James, for personal health and safety reasons, you really need to take a step back and figure out the bigger picture of what is going wrong with your printer. Just changing things and trying again is NOT "worth a shot" when you have multiple problems, some of which could result in the generation of toxic fumes and a house fire.
Here are a couple points to consider:
1) The hotend fan should run 100% of the time the printer power switch is on. It is (should be) hard-wired to the power supply, and NOTHING you do through software, USB, or the front panel control should ever be able to turn this fan off. Since you said your hotend fan "didn't come on automatically", you have a wiring fault. This should have been a red flag to stop and fix before continuing with anything else.

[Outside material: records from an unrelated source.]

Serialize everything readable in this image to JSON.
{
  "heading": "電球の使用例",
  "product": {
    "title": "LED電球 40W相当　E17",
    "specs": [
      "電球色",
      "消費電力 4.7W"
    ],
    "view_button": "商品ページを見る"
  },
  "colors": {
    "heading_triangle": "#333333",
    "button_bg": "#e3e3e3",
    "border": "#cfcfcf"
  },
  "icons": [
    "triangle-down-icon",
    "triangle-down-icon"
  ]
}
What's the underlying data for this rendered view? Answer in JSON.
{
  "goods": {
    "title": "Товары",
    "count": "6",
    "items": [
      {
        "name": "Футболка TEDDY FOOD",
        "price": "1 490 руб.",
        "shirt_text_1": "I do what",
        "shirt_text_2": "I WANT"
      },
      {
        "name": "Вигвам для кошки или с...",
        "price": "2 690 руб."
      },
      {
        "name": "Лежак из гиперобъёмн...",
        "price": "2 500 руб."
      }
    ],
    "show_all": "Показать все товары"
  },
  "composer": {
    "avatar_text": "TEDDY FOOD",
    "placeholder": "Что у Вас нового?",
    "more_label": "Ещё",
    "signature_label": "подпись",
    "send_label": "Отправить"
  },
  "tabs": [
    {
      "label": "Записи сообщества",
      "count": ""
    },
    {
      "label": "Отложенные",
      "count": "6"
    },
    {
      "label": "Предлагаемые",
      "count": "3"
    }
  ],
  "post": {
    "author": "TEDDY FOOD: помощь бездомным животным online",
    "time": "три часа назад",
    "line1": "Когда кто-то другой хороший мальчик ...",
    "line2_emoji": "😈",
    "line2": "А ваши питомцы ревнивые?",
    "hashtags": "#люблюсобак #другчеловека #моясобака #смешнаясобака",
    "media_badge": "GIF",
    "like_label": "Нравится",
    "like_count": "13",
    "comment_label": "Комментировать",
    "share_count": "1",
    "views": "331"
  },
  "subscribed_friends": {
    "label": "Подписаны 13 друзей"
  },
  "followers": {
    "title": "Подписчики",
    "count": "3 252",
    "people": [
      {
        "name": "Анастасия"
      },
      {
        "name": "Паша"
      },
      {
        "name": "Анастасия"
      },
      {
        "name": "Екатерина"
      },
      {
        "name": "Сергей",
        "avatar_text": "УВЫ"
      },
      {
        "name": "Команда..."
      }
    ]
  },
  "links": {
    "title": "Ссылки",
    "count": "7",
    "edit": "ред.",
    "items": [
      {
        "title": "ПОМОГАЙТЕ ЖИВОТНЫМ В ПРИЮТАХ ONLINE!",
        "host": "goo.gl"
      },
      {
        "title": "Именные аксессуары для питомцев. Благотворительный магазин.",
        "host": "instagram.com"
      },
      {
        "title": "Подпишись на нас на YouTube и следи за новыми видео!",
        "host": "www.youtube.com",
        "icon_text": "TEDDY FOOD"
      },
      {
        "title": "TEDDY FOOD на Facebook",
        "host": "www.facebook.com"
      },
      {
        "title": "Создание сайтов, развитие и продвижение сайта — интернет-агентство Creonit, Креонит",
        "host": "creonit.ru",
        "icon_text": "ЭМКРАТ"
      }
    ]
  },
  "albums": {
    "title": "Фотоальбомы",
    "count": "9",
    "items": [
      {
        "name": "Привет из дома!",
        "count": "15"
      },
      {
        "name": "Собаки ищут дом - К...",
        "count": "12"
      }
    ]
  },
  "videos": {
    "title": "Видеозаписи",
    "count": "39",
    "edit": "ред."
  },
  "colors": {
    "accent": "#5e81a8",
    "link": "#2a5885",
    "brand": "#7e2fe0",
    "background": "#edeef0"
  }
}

2) The stock hotend heating to 350C(!) is multiply dangerous. The PTFE (Teflon) liner on the throat has a safe working limit of about 240C before it starts offgassing toxic fumes. Two red flags here are that Marlin should have shut the hotend down way before 350 degrees, and YOU should have shut the printer down well before 350 degrees as well, so two safety systems failed. You need to figure out why the hotend exceeded its temperature limits without the safety triggers stopping it, as hotend overheating faults are the cause of quite a few 3D printer-related house fires. It's not a pretty sight when it happens.
3) As @csorrows mentioned, you are now at the point where you likely can't print without replacing parts (the PTFE-lined throat). This downtime is the perfect time to go through your wiring with a magnifying glass, and triple-check that EVERYTHING is wired correctly. Test the heating. Test the thermistors. Test the motors. Test the extruder motor. And since your system is suspect, unplug the thermistors one at a time to test the safety systems. Test EVERYTHING before attempting a print. I know you're frustrated right now, but it's just not worth the risks to proceed without verifying that your system is operating correctly.